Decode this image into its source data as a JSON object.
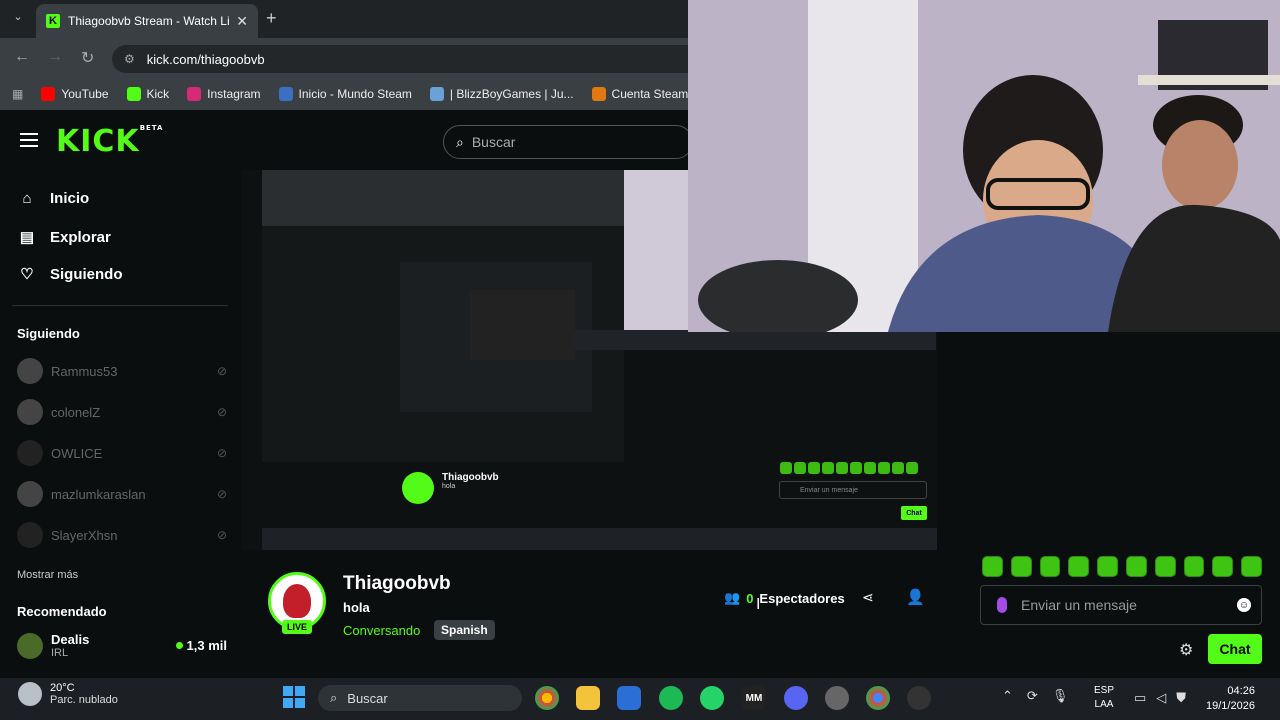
{
  "browser": {
    "tab_title": "Thiagoobvb Stream - Watch Li",
    "tab_close": "✕",
    "new_tab": "+",
    "tab_menu": "⌄",
    "url": "kick.com/thiagoobvb",
    "bookmarks": [
      {
        "label": "YouTube",
        "color": "#ff0000"
      },
      {
        "label": "Kick",
        "color": "#53fc18"
      },
      {
        "label": "Instagram",
        "color": "#d62976"
      },
      {
        "label": "Inicio - Mundo Steam",
        "color": "#3a6fc4"
      },
      {
        "label": "| BlizzBoyGames | Ju...",
        "color": "#6aa2d8"
      },
      {
        "label": "Cuenta Steam - Gu",
        "color": "#e07a10"
      }
    ]
  },
  "kick": {
    "logo": "KICK",
    "logo_sup": "BETA",
    "search_placeholder": "Buscar",
    "nav": [
      {
        "label": "Inicio",
        "icon": "home-icon"
      },
      {
        "label": "Explorar",
        "icon": "browse-icon"
      },
      {
        "label": "Siguiendo",
        "icon": "heart-icon"
      }
    ],
    "following_title": "Siguiendo",
    "following": [
      "Rammus53",
      "colonelZ",
      "OWLICE",
      "mazlumkaraslan",
      "SlayerXhsn"
    ],
    "show_more": "Mostrar más",
    "recommended_title": "Recomendado",
    "recommended": {
      "name": "Dealis",
      "category": "IRL",
      "viewers": "1,3 mil"
    }
  },
  "nested": {
    "streamer": "Thiagoobvb",
    "title": "hola",
    "message_placeholder": "Enviar un mensaje",
    "chat_button": "Chat"
  },
  "stream": {
    "streamer": "Thiagoobvb",
    "live": "LIVE",
    "title": "hola",
    "category": "Conversando",
    "language": "Spanish",
    "viewers_count": "0",
    "viewers_label": "Espectadores"
  },
  "chat": {
    "message_placeholder": "Enviar un mensaje",
    "chat_button": "Chat"
  },
  "taskbar": {
    "temp": "20°C",
    "weather": "Parc. nublado",
    "search": "Buscar",
    "lang_line1": "ESP",
    "lang_line2": "LAA",
    "time": "04:26",
    "date": "19/1/2026"
  },
  "colors": {
    "accent": "#53fc18",
    "background": "#0b0e0f"
  }
}
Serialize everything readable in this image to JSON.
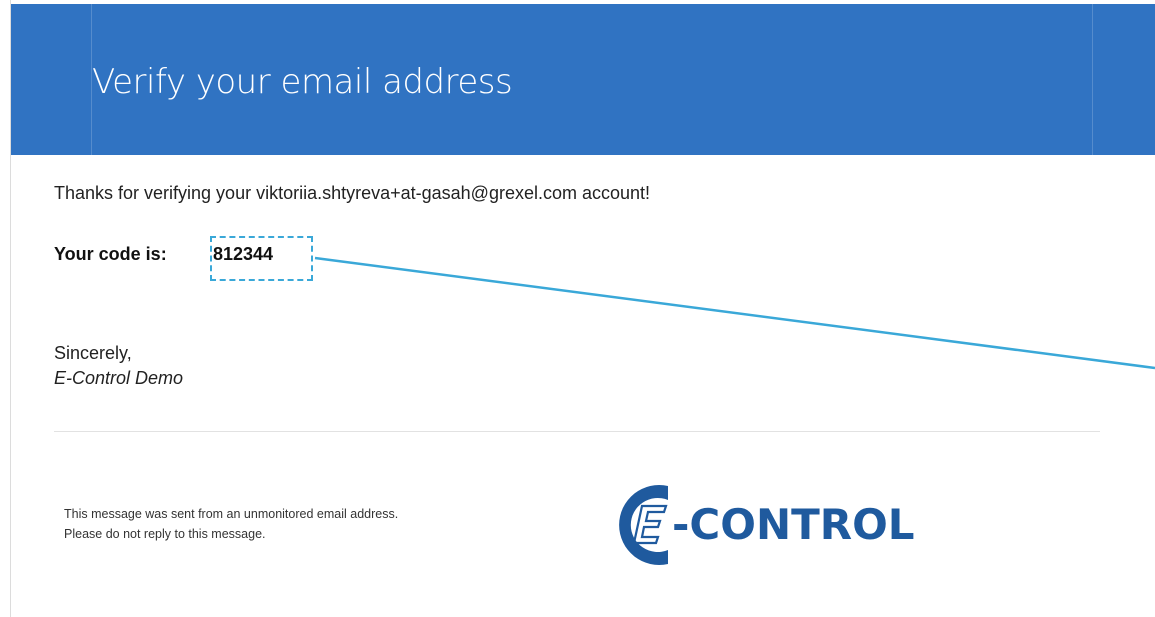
{
  "colors": {
    "banner": "#3073c2",
    "annotation": "#3aa8d8",
    "logo_blue": "#1f5a9e"
  },
  "email": {
    "heading": "Verify your email address",
    "thanks_text": "Thanks for verifying your viktoriia.shtyreva+at-gasah@grexel.com account!",
    "code_label": "Your code is:",
    "code_value": "812344",
    "closing": "Sincerely,",
    "signature": "E-Control Demo"
  },
  "footer": {
    "note_line_1": "This message was sent from an unmonitored email address.",
    "note_line_2": "Please do not reply to this message.",
    "logo_text": "-CONTROL",
    "logo_letter": "E"
  },
  "annotation": {
    "type": "dashed-highlight-with-pointer"
  }
}
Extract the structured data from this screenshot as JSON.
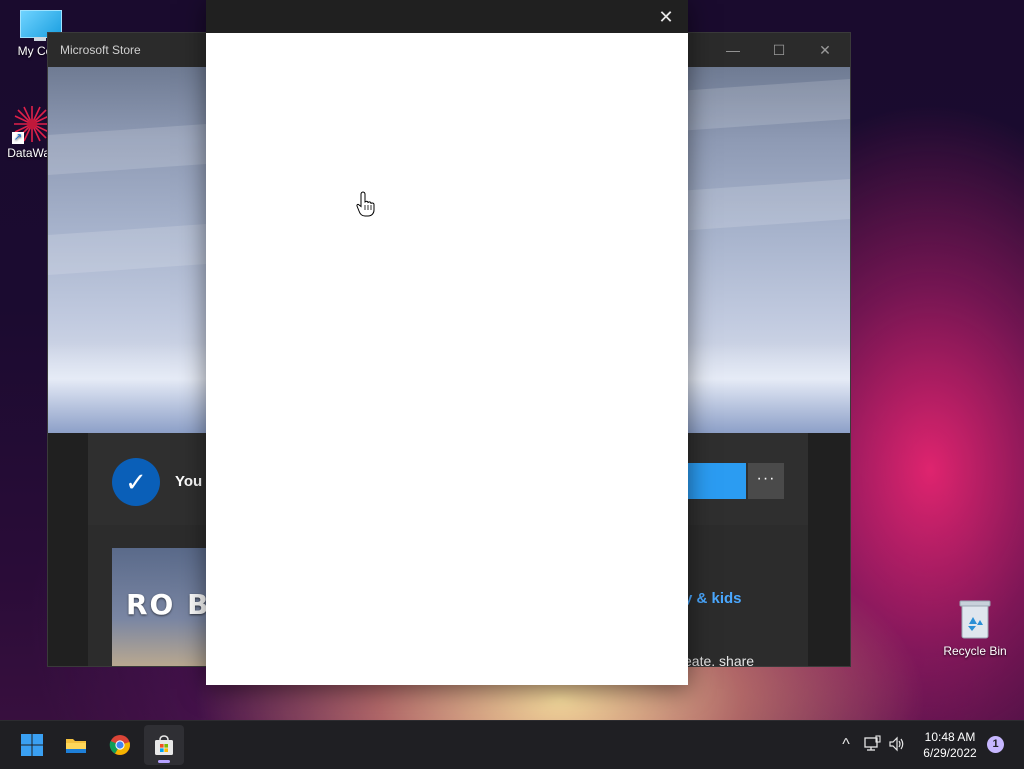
{
  "desktop": {
    "icons": [
      {
        "label": "My Com",
        "icon": "computer-icon"
      },
      {
        "label": "DataWag",
        "icon": "datawag-app-icon"
      },
      {
        "label": "Recycle Bin",
        "icon": "recycle-bin-icon"
      }
    ]
  },
  "store_window": {
    "title": "Microsoft Store",
    "controls": {
      "minimize": "—",
      "maximize": "☐",
      "close": "✕"
    },
    "install_status": "You c",
    "more_button": "···",
    "game_logo_text": "RO B",
    "category_link": "y & kids",
    "description_fragment": "eate, share"
  },
  "dialog": {
    "close_icon": "✕"
  },
  "taskbar": {
    "apps": [
      {
        "name": "Start",
        "icon": "windows-start-icon"
      },
      {
        "name": "File Explorer",
        "icon": "file-explorer-icon"
      },
      {
        "name": "Google Chrome",
        "icon": "chrome-icon"
      },
      {
        "name": "Microsoft Store",
        "icon": "microsoft-store-icon",
        "active": true
      }
    ],
    "tray": {
      "chevron": "^",
      "time": "10:48 AM",
      "date": "6/29/2022",
      "notification_count": "1"
    }
  },
  "colors": {
    "accent_blue": "#2b9cf2",
    "check_blue": "#0a5fb8",
    "link_blue": "#4aa8ff",
    "indicator": "#b5a1ff"
  }
}
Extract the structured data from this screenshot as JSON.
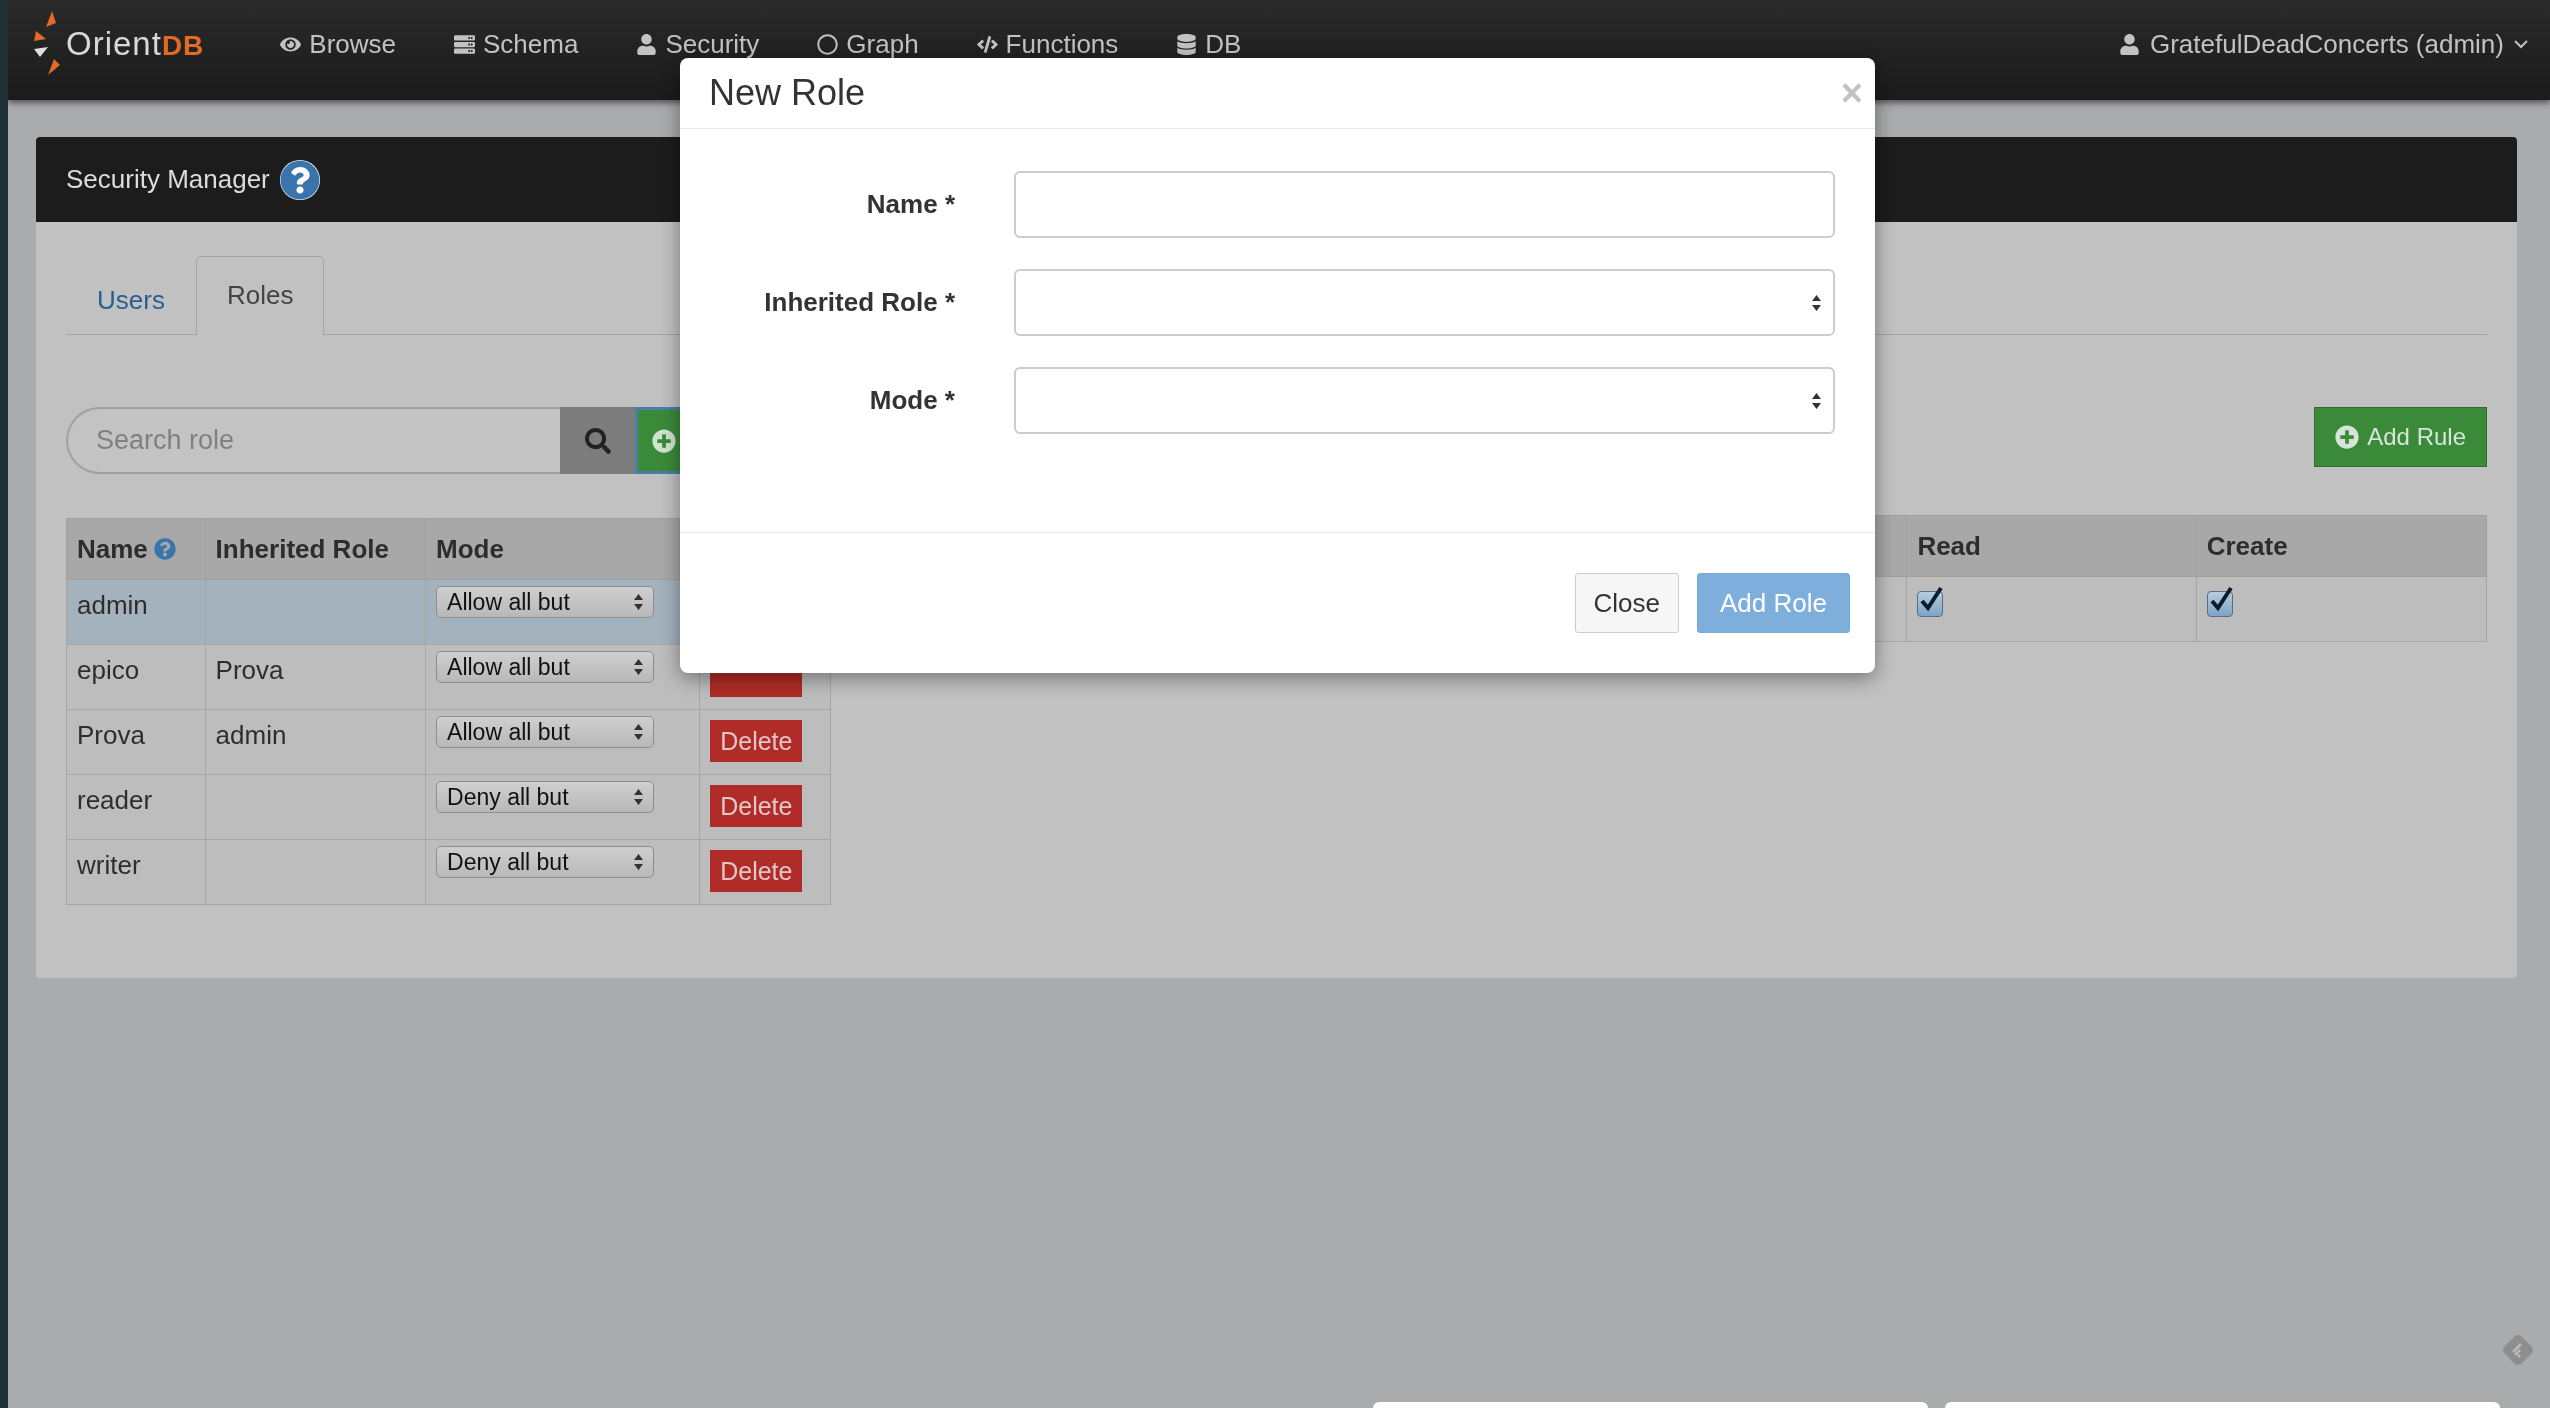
{
  "navbar": {
    "logo": {
      "text": "Orient",
      "accent": "DB"
    },
    "items": [
      {
        "label": "Browse"
      },
      {
        "label": "Schema"
      },
      {
        "label": "Security"
      },
      {
        "label": "Graph"
      },
      {
        "label": "Functions"
      },
      {
        "label": "DB"
      }
    ],
    "user_menu": "GratefulDeadConcerts (admin)"
  },
  "panel": {
    "title": "Security Manager",
    "tabs": [
      {
        "label": "Users",
        "selected": false
      },
      {
        "label": "Roles",
        "selected": true
      }
    ],
    "search": {
      "placeholder": "Search role"
    },
    "roles_table": {
      "columns": [
        "Name",
        "Inherited Role",
        "Mode"
      ],
      "rows": [
        {
          "name": "admin",
          "inherited_role": "",
          "mode": "Allow all but",
          "selected": true
        },
        {
          "name": "epico",
          "inherited_role": "Prova",
          "mode": "Allow all but",
          "delete_button": true,
          "selected": false
        },
        {
          "name": "Prova",
          "inherited_role": "admin",
          "mode": "Allow all but",
          "delete_button": true,
          "delete": "Delete",
          "selected": false
        },
        {
          "name": "reader",
          "inherited_role": "",
          "mode": "Deny all but",
          "delete_button": true,
          "delete": "Delete",
          "selected": false
        },
        {
          "name": "writer",
          "inherited_role": "",
          "mode": "Deny all but",
          "delete_button": true,
          "delete": "Delete",
          "selected": false
        }
      ]
    },
    "add_rule_button": "Add Rule",
    "rules_table": {
      "columns": [
        "Read",
        "Create"
      ],
      "rows": [
        {
          "read": true,
          "create": true
        }
      ]
    }
  },
  "modal": {
    "title": "New Role",
    "close": "×",
    "fields": [
      {
        "kind": "text",
        "label": "Name *"
      },
      {
        "kind": "select",
        "label": "Inherited Role *"
      },
      {
        "kind": "select",
        "label": "Mode *"
      }
    ],
    "buttons": [
      {
        "kind": "default",
        "label": "Close"
      },
      {
        "kind": "primary",
        "label": "Add Role"
      }
    ]
  }
}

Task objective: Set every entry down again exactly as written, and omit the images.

Your solution:
Decode this image into its source data as a JSON object.
{
  "browser": {
    "tab_title": "Thiagoobvb Stream - Watch Li",
    "tab_close": "✕",
    "new_tab": "+",
    "tab_menu": "⌄",
    "url": "kick.com/thiagoobvb",
    "bookmarks": [
      {
        "label": "YouTube",
        "color": "#ff0000"
      },
      {
        "label": "Kick",
        "color": "#53fc18"
      },
      {
        "label": "Instagram",
        "color": "#d62976"
      },
      {
        "label": "Inicio - Mundo Steam",
        "color": "#3a6fc4"
      },
      {
        "label": "| BlizzBoyGames | Ju...",
        "color": "#6aa2d8"
      },
      {
        "label": "Cuenta Steam - Gu",
        "color": "#e07a10"
      }
    ]
  },
  "kick": {
    "logo": "KICK",
    "logo_sup": "BETA",
    "search_placeholder": "Buscar",
    "nav": [
      {
        "label": "Inicio",
        "icon": "home-icon"
      },
      {
        "label": "Explorar",
        "icon": "browse-icon"
      },
      {
        "label": "Siguiendo",
        "icon": "heart-icon"
      }
    ],
    "following_title": "Siguiendo",
    "following": [
      "Rammus53",
      "colonelZ",
      "OWLICE",
      "mazlumkaraslan",
      "SlayerXhsn"
    ],
    "show_more": "Mostrar más",
    "recommended_title": "Recomendado",
    "recommended": {
      "name": "Dealis",
      "category": "IRL",
      "viewers": "1,3 mil"
    }
  },
  "nested": {
    "streamer": "Thiagoobvb",
    "title": "hola",
    "message_placeholder": "Enviar un mensaje",
    "chat_button": "Chat"
  },
  "stream": {
    "streamer": "Thiagoobvb",
    "live": "LIVE",
    "title": "hola",
    "category": "Conversando",
    "language": "Spanish",
    "viewers_count": "0",
    "viewers_label": "Espectadores"
  },
  "chat": {
    "message_placeholder": "Enviar un mensaje",
    "chat_button": "Chat"
  },
  "taskbar": {
    "temp": "20°C",
    "weather": "Parc. nublado",
    "search": "Buscar",
    "lang_line1": "ESP",
    "lang_line2": "LAA",
    "time": "04:26",
    "date": "19/1/2026"
  },
  "colors": {
    "accent": "#53fc18",
    "background": "#0b0e0f"
  }
}
Serialize everything readable in this image to JSON.
{
  "colors": {
    "banner": "#3073c2",
    "annotation": "#3aa8d8",
    "logo_blue": "#1f5a9e"
  },
  "email": {
    "heading": "Verify your email address",
    "thanks_text": "Thanks for verifying your viktoriia.shtyreva+at-gasah@grexel.com account!",
    "code_label": "Your code is:",
    "code_value": "812344",
    "closing": "Sincerely,",
    "signature": "E-Control Demo"
  },
  "footer": {
    "note_line_1": "This message was sent from an unmonitored email address.",
    "note_line_2": "Please do not reply to this message.",
    "logo_text": "-CONTROL",
    "logo_letter": "E"
  },
  "annotation": {
    "type": "dashed-highlight-with-pointer"
  }
}
Extract the structured data from this screenshot as JSON.
{
  "desktop": {
    "icons": [
      {
        "label": "My Com",
        "icon": "computer-icon"
      },
      {
        "label": "DataWag",
        "icon": "datawag-app-icon"
      },
      {
        "label": "Recycle Bin",
        "icon": "recycle-bin-icon"
      }
    ]
  },
  "store_window": {
    "title": "Microsoft Store",
    "controls": {
      "minimize": "—",
      "maximize": "☐",
      "close": "✕"
    },
    "install_status": "You c",
    "more_button": "···",
    "game_logo_text": "RO B",
    "category_link": "y & kids",
    "description_fragment": "eate, share"
  },
  "dialog": {
    "close_icon": "✕"
  },
  "taskbar": {
    "apps": [
      {
        "name": "Start",
        "icon": "windows-start-icon"
      },
      {
        "name": "File Explorer",
        "icon": "file-explorer-icon"
      },
      {
        "name": "Google Chrome",
        "icon": "chrome-icon"
      },
      {
        "name": "Microsoft Store",
        "icon": "microsoft-store-icon",
        "active": true
      }
    ],
    "tray": {
      "chevron": "^",
      "time": "10:48 AM",
      "date": "6/29/2022",
      "notification_count": "1"
    }
  },
  "colors": {
    "accent_blue": "#2b9cf2",
    "check_blue": "#0a5fb8",
    "link_blue": "#4aa8ff",
    "indicator": "#b5a1ff"
  }
}
Extract the structured data from this screenshot as JSON.
{
  "navbar": {
    "logo": {
      "text": "Orient",
      "accent": "DB"
    },
    "items": [
      {
        "label": "Browse"
      },
      {
        "label": "Schema"
      },
      {
        "label": "Security"
      },
      {
        "label": "Graph"
      },
      {
        "label": "Functions"
      },
      {
        "label": "DB"
      }
    ],
    "user_menu": "GratefulDeadConcerts (admin)"
  },
  "panel": {
    "title": "Security Manager",
    "tabs": [
      {
        "label": "Users",
        "selected": false
      },
      {
        "label": "Roles",
        "selected": true
      }
    ],
    "search": {
      "placeholder": "Search role"
    },
    "roles_table": {
      "columns": [
        "Name",
        "Inherited Role",
        "Mode"
      ],
      "rows": [
        {
          "name": "admin",
          "inherited_role": "",
          "mode": "Allow all but",
          "selected": true
        },
        {
          "name": "epico",
          "inherited_role": "Prova",
          "mode": "Allow all but",
          "delete_button": true,
          "selected": false
        },
        {
          "name": "Prova",
          "inherited_role": "admin",
          "mode": "Allow all but",
          "delete_button": true,
          "delete": "Delete",
          "selected": false
        },
        {
          "name": "reader",
          "inherited_role": "",
          "mode": "Deny all but",
          "delete_button": true,
          "delete": "Delete",
          "selected": false
        },
        {
          "name": "writer",
          "inherited_role": "",
          "mode": "Deny all but",
          "delete_button": true,
          "delete": "Delete",
          "selected": false
        }
      ]
    },
    "add_rule_button": "Add Rule",
    "rules_table": {
      "columns": [
        "Read",
        "Create"
      ],
      "rows": [
        {
          "read": true,
          "create": true
        }
      ]
    }
  },
  "modal": {
    "title": "New Role",
    "close": "×",
    "fields": [
      {
        "kind": "text",
        "label": "Name *"
      },
      {
        "kind": "select",
        "label": "Inherited Role *"
      },
      {
        "kind": "select",
        "label": "Mode *"
      }
    ],
    "buttons": [
      {
        "kind": "default",
        "label": "Close"
      },
      {
        "kind": "primary",
        "label": "Add Role"
      }
    ]
  }
}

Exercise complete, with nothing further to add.